▶ WORK TO COMPLETE: What lines in the records below contain the string "Your"? Copy every one.

**** PROVIDED RECORDS ****

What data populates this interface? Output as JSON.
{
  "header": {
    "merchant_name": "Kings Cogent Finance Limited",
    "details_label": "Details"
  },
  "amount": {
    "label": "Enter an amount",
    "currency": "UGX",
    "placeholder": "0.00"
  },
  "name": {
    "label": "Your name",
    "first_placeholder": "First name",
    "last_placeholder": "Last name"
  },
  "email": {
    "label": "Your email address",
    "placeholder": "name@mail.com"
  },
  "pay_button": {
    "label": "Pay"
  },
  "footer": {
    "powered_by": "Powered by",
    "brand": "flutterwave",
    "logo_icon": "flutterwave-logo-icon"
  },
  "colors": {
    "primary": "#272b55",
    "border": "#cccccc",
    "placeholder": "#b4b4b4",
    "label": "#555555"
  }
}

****

▶ ANSWER SPACE:
    "label": "Your name",
    "label": "Your email address",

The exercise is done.